Description of the task :: Search the data for the string "true", and report each line where it is found.

-- Dataset content follows --

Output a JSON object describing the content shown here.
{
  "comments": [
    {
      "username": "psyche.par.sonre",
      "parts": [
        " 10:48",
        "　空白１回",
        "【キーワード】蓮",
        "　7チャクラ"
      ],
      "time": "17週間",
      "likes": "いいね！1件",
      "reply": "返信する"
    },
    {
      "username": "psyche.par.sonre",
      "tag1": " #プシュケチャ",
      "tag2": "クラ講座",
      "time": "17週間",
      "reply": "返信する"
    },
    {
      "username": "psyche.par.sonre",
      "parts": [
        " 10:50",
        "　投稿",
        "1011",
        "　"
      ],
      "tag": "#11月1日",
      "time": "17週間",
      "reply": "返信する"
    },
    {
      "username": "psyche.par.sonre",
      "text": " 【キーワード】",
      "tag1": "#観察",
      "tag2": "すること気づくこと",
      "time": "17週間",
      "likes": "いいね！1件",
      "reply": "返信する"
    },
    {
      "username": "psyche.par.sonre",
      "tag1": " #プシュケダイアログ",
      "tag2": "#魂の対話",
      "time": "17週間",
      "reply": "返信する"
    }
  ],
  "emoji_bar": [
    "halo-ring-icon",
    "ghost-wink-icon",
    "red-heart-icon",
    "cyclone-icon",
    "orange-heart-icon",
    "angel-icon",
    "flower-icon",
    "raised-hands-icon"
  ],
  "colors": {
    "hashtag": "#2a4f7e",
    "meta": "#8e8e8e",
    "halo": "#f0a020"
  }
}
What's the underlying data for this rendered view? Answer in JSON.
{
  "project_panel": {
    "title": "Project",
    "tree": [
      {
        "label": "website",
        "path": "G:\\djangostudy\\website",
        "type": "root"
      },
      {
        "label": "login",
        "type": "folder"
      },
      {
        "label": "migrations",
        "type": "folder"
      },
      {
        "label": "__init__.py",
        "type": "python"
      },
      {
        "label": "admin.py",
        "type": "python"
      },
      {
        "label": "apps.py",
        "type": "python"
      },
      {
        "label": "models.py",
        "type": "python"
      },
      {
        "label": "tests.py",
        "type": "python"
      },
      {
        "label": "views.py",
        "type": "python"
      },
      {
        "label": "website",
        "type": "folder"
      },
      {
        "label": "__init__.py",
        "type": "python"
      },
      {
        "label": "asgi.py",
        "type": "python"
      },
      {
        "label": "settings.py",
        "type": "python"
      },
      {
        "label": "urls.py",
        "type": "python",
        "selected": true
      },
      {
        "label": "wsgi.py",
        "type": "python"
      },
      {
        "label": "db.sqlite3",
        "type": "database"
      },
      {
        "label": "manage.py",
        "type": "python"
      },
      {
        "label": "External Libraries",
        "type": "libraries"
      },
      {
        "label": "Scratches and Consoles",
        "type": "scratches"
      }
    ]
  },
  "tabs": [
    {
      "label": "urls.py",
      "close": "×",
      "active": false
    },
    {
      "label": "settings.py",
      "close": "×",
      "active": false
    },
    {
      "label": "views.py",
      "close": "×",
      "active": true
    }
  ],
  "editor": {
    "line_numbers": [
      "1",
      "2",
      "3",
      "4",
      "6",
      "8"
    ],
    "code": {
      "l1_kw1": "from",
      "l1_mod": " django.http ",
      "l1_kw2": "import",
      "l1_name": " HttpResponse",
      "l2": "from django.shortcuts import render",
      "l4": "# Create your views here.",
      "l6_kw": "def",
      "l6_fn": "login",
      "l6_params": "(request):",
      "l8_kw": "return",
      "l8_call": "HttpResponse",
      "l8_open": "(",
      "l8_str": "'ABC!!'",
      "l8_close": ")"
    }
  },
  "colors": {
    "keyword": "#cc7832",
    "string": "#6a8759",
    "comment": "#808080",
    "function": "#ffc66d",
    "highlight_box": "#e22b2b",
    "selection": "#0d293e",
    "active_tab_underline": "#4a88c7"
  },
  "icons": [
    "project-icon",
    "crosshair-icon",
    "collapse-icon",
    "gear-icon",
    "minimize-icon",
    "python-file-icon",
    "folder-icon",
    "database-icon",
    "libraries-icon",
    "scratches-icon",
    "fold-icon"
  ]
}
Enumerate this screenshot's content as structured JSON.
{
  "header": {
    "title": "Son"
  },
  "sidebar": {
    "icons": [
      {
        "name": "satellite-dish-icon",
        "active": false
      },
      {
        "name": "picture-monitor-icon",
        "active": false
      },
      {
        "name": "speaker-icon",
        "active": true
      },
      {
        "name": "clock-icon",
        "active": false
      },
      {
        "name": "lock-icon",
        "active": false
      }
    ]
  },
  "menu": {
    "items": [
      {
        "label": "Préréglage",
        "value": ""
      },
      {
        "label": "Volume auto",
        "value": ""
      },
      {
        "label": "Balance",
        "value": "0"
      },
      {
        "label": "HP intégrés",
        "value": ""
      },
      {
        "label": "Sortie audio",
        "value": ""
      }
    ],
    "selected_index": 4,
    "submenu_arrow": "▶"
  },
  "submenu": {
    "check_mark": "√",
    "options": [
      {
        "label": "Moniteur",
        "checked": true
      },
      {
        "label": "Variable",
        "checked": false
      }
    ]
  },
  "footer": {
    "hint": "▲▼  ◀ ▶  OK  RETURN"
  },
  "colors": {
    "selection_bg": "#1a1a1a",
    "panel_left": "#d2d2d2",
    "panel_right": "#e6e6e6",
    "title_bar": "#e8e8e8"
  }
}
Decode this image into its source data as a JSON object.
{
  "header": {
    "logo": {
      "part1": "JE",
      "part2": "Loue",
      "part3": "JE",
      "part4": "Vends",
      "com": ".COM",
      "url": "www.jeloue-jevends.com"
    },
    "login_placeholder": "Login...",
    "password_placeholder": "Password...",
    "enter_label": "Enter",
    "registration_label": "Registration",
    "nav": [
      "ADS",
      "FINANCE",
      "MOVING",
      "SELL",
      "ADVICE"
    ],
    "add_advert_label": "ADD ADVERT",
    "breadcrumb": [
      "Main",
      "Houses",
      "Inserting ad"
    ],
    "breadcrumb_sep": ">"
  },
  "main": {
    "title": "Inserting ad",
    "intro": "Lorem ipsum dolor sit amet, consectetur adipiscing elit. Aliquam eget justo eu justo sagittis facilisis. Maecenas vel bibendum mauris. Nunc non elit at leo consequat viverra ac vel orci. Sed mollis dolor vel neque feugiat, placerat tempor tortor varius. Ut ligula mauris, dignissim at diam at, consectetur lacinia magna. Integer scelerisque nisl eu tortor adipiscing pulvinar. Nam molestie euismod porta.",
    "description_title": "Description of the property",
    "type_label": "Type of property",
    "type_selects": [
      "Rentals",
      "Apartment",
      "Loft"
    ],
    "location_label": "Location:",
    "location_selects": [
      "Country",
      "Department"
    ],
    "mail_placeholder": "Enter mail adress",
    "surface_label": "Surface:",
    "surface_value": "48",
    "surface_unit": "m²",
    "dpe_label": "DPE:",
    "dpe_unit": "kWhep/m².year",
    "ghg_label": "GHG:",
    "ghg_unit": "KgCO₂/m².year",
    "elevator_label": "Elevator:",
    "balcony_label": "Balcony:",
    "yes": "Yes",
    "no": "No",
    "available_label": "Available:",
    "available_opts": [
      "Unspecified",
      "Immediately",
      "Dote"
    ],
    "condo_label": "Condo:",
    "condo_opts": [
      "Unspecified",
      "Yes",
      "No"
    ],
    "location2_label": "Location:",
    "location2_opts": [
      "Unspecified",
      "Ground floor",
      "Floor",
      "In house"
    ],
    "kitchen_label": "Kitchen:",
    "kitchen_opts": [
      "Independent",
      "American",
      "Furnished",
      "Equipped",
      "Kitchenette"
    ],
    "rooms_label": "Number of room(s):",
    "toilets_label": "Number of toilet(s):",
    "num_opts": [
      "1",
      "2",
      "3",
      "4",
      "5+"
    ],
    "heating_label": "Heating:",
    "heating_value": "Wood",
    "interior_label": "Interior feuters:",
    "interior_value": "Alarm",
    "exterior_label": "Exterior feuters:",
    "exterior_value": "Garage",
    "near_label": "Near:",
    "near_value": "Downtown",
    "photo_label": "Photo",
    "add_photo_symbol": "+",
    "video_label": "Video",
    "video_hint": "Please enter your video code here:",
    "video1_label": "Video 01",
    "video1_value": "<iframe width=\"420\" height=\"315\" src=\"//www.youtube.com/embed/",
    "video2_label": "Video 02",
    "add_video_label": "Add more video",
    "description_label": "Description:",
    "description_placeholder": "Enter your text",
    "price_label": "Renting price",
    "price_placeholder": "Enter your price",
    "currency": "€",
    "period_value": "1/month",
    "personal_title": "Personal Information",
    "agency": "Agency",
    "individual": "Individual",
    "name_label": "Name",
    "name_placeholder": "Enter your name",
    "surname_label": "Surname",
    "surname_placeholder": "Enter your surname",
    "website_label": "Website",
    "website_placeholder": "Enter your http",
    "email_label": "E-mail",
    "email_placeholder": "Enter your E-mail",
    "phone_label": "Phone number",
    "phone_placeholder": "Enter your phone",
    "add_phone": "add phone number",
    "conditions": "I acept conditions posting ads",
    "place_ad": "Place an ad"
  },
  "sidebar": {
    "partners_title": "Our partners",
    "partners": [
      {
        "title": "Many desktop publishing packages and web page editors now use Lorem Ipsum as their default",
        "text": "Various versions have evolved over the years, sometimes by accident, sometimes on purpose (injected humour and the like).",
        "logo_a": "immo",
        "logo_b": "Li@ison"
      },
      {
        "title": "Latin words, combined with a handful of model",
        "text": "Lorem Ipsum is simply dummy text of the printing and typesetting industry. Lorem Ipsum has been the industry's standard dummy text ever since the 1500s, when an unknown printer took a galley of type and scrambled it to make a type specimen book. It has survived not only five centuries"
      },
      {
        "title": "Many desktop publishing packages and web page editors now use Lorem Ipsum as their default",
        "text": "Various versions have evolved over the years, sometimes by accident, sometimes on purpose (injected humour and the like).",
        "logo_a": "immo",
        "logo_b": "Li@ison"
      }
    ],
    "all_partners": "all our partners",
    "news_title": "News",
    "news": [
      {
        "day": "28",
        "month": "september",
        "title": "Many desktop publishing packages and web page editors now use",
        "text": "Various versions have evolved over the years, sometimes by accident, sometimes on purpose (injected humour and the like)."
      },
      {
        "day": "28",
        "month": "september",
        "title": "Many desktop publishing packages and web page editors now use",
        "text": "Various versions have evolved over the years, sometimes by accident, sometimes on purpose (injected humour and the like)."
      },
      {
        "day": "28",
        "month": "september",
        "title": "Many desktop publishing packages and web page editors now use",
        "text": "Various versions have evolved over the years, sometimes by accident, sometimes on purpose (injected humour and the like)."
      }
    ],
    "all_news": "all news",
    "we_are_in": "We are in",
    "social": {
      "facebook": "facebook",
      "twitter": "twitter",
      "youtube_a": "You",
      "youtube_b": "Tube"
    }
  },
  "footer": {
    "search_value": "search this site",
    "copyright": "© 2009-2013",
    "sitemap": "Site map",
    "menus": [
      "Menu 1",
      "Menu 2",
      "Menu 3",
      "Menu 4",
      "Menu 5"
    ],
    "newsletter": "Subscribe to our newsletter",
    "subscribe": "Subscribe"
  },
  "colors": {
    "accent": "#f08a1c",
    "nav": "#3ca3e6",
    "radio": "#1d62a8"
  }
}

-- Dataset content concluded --

Output of the task ::
        "selected": true
      "active": true
        "active": true
        "checked": true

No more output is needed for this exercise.